(Excerpts from an interface dataset)
===
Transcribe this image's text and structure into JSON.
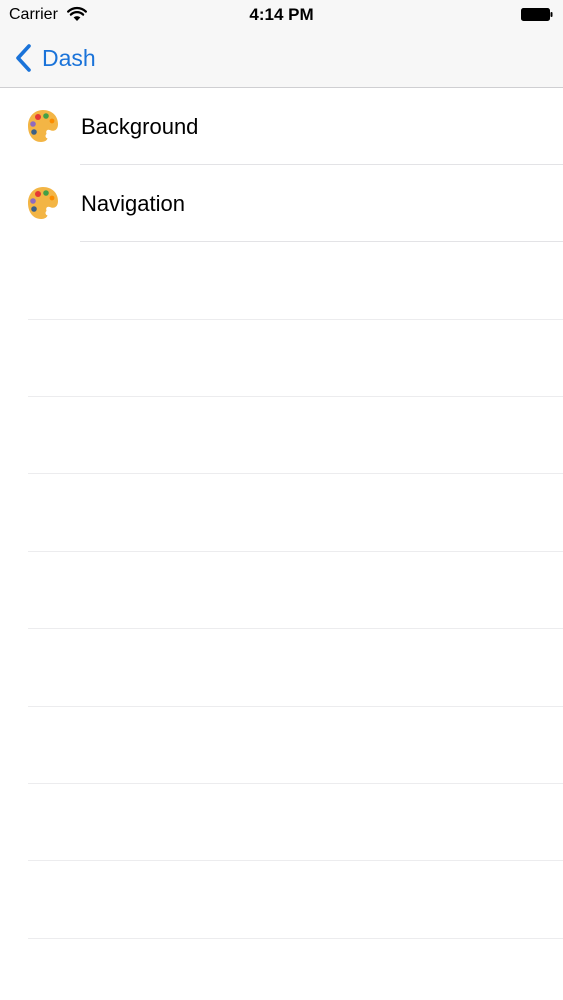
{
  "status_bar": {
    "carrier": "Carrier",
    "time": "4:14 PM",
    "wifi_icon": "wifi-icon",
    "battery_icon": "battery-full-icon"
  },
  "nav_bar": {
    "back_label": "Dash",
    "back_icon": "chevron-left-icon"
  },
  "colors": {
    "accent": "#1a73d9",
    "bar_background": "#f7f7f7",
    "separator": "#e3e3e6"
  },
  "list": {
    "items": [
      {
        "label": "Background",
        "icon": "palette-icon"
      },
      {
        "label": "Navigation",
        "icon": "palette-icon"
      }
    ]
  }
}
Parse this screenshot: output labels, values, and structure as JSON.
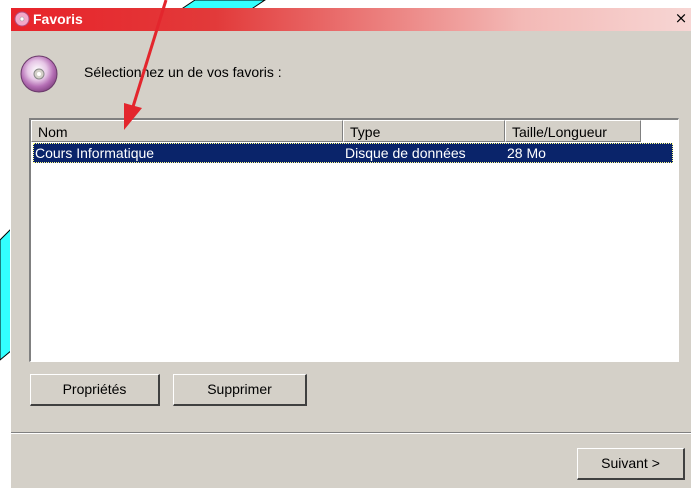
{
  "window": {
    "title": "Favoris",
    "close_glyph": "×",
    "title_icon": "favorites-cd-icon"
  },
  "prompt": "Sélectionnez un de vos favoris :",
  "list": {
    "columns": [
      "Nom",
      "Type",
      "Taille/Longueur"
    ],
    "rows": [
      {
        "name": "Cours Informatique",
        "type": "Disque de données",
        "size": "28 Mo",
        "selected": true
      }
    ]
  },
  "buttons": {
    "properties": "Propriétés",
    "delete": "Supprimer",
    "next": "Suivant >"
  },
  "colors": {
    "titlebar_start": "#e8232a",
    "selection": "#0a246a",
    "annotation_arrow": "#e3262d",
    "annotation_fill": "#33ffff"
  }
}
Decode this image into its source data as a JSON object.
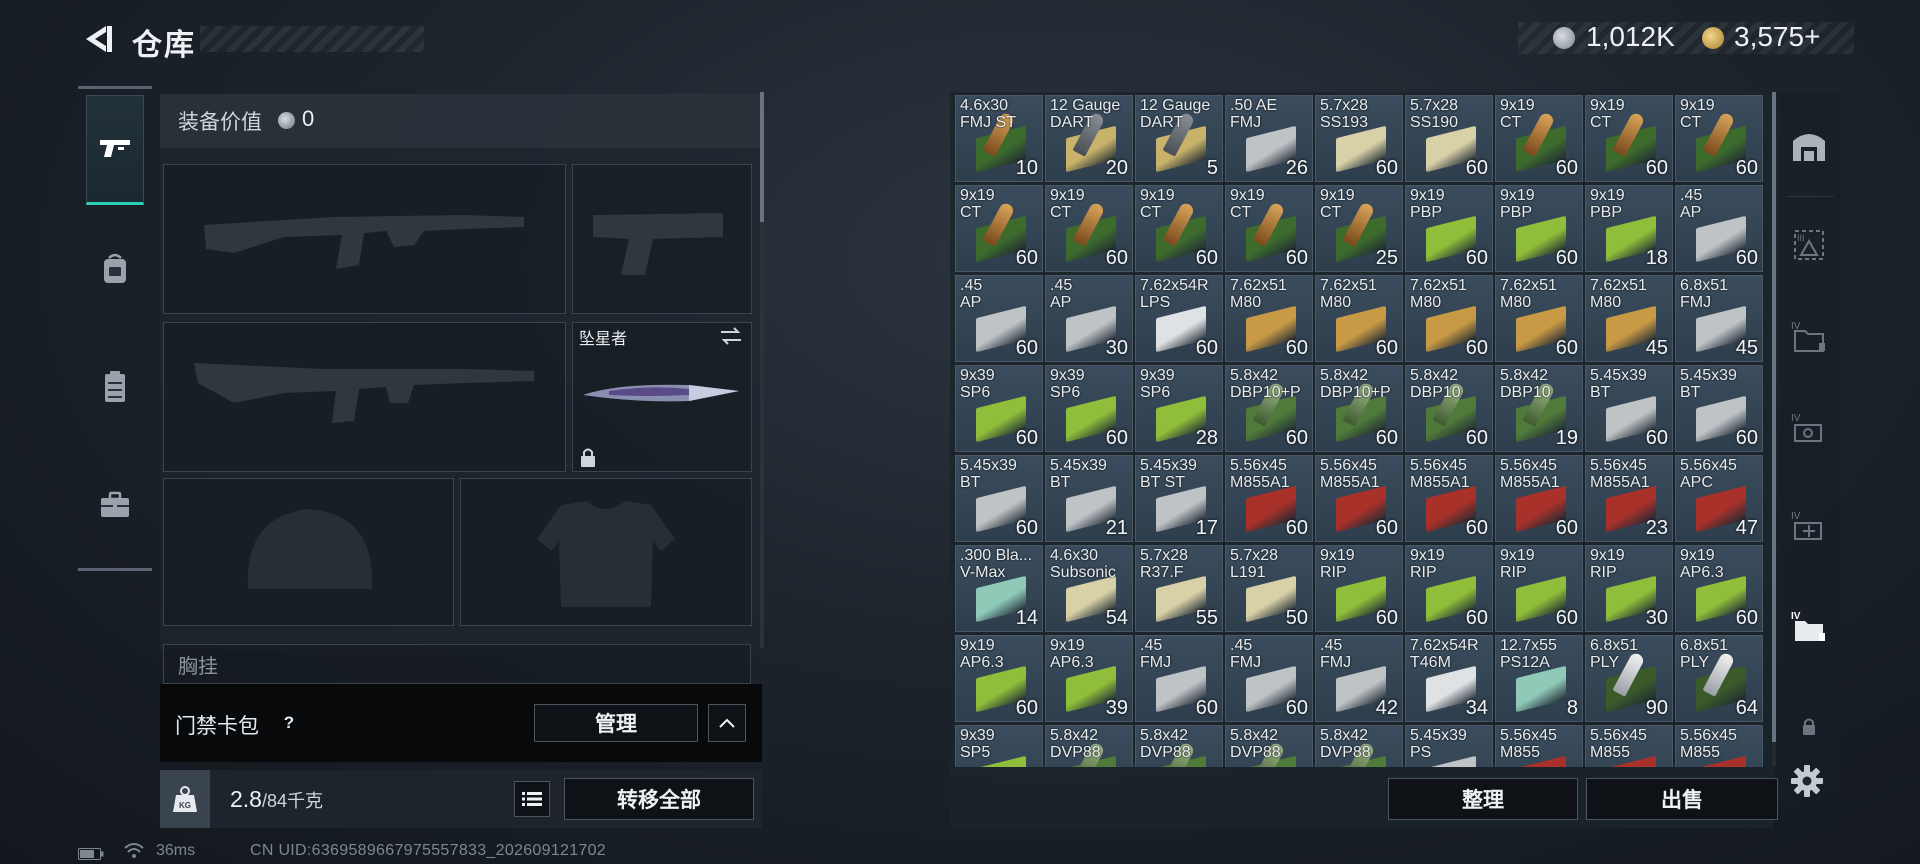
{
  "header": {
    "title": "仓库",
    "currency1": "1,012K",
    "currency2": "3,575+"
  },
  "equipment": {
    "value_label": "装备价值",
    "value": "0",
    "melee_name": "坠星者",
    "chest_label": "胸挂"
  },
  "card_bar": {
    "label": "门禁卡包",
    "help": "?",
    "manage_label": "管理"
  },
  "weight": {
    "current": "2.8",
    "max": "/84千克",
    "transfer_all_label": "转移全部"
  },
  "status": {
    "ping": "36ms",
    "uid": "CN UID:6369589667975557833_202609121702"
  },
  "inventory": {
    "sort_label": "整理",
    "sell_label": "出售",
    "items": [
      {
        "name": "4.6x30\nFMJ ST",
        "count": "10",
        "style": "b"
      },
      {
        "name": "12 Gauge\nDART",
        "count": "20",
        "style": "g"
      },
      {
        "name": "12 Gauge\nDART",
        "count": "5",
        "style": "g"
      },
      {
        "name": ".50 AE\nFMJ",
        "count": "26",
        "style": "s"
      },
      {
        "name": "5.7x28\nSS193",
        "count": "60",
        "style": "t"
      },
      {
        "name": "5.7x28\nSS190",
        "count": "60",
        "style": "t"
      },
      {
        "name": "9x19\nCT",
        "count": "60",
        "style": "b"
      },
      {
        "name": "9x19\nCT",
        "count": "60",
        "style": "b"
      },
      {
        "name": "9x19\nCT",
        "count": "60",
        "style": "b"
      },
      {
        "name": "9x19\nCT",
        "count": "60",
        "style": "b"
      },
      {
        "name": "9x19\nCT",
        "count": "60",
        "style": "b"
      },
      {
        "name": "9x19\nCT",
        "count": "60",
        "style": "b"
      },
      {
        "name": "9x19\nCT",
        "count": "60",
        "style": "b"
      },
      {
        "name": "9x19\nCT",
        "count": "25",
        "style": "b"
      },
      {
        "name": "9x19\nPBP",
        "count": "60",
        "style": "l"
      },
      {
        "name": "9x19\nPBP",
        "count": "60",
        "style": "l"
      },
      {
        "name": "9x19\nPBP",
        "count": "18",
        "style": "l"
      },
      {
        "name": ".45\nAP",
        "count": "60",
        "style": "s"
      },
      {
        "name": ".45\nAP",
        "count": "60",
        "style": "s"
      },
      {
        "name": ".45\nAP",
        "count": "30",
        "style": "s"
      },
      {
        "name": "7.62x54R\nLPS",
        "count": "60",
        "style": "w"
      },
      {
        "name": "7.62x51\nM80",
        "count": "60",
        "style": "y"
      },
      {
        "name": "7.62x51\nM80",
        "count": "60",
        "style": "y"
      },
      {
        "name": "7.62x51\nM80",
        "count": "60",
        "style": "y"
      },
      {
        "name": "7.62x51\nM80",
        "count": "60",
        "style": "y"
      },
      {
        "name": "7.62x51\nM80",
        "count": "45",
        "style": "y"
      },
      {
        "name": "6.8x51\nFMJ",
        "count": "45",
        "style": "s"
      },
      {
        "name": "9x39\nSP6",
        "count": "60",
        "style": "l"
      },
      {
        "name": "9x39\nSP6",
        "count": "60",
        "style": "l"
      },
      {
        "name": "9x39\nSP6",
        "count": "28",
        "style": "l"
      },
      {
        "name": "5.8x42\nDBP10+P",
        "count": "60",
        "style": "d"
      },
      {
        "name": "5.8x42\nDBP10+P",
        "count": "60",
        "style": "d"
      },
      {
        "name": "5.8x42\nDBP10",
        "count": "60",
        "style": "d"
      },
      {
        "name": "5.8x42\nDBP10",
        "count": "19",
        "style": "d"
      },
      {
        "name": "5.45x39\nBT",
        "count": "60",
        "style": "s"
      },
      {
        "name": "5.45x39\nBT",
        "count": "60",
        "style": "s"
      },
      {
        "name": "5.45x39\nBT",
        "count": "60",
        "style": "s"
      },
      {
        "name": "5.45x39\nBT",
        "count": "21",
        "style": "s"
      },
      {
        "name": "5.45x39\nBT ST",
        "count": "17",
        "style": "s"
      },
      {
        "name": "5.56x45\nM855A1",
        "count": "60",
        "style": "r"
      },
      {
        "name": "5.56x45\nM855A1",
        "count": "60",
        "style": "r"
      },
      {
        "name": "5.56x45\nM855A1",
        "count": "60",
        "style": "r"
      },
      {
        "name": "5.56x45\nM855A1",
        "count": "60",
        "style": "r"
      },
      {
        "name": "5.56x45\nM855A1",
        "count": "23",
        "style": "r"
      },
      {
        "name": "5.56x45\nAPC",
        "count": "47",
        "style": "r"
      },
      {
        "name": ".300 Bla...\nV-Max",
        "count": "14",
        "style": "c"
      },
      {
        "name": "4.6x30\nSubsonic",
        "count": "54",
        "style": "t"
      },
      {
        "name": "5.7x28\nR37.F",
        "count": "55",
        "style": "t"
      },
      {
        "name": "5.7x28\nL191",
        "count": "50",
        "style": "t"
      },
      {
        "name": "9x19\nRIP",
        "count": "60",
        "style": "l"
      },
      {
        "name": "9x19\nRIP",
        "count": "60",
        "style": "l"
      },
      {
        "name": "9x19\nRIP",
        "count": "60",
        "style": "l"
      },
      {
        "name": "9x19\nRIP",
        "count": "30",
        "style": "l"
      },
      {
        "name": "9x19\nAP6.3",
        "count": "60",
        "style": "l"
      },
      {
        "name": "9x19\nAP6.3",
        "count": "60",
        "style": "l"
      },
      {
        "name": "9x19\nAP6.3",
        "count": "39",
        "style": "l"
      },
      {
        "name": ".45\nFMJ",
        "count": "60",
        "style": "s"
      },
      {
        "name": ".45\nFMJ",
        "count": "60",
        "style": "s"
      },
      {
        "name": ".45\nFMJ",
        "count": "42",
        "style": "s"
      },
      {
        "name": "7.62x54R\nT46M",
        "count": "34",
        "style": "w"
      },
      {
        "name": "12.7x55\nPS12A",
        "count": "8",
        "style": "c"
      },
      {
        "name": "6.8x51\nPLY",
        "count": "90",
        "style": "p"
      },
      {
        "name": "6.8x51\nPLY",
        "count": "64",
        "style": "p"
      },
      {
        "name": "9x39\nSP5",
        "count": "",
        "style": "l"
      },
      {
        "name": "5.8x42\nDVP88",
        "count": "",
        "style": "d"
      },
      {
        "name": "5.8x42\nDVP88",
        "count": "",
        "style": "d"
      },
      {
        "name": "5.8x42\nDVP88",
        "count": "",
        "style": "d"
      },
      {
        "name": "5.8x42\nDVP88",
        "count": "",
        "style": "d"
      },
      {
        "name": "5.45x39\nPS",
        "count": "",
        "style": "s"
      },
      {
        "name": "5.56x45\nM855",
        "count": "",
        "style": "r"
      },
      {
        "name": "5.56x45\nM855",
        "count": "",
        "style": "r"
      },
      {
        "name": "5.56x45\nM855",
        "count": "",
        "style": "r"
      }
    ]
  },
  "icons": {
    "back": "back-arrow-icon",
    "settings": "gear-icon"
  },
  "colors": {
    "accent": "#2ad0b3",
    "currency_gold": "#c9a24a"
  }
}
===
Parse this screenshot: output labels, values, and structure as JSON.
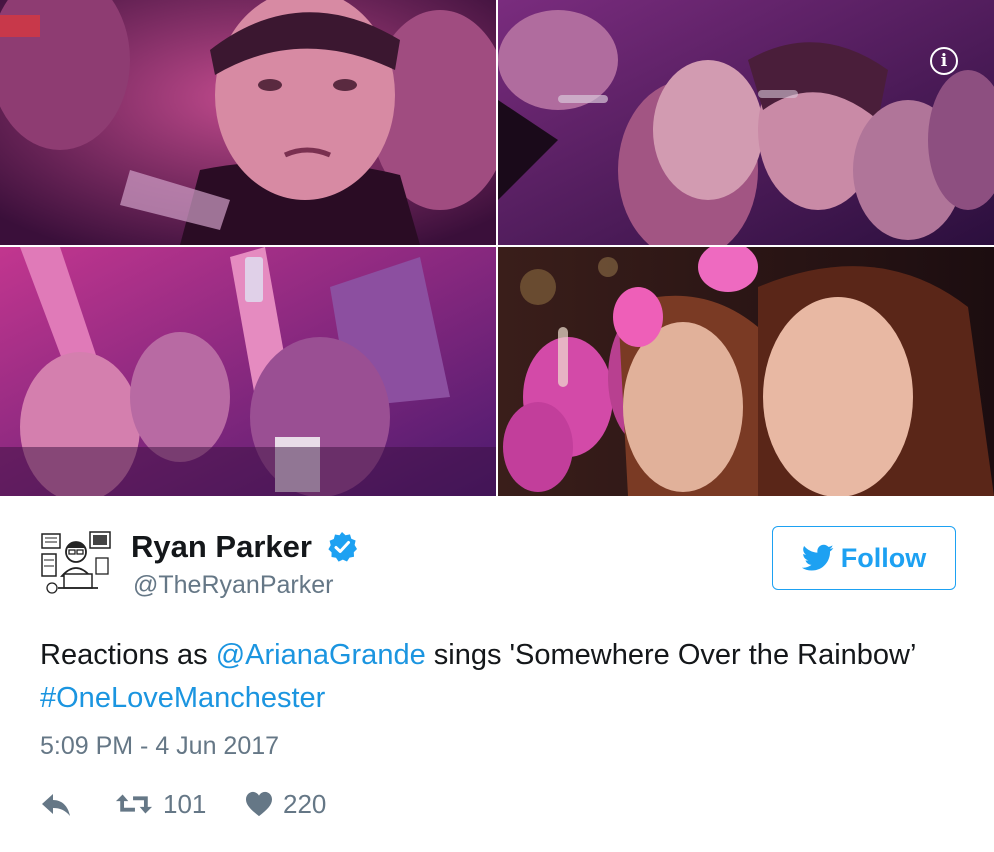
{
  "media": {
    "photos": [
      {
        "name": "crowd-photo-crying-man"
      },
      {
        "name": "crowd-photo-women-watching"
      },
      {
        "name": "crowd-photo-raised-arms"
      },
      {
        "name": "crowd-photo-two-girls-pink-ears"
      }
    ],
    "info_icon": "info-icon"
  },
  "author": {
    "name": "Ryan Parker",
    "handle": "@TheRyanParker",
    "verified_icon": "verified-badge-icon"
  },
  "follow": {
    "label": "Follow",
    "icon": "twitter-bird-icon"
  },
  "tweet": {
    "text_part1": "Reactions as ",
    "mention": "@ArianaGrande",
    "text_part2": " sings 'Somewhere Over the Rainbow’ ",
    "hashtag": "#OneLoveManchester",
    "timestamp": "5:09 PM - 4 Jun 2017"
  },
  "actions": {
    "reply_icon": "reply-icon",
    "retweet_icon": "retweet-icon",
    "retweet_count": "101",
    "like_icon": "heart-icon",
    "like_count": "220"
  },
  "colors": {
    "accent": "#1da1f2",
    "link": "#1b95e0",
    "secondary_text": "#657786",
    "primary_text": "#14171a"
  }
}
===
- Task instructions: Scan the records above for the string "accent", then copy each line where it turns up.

- Reply to the task:
    "accent": "#1a73d9",
    "accent": "#2ad0b3",
    "accent": "#1da1f2",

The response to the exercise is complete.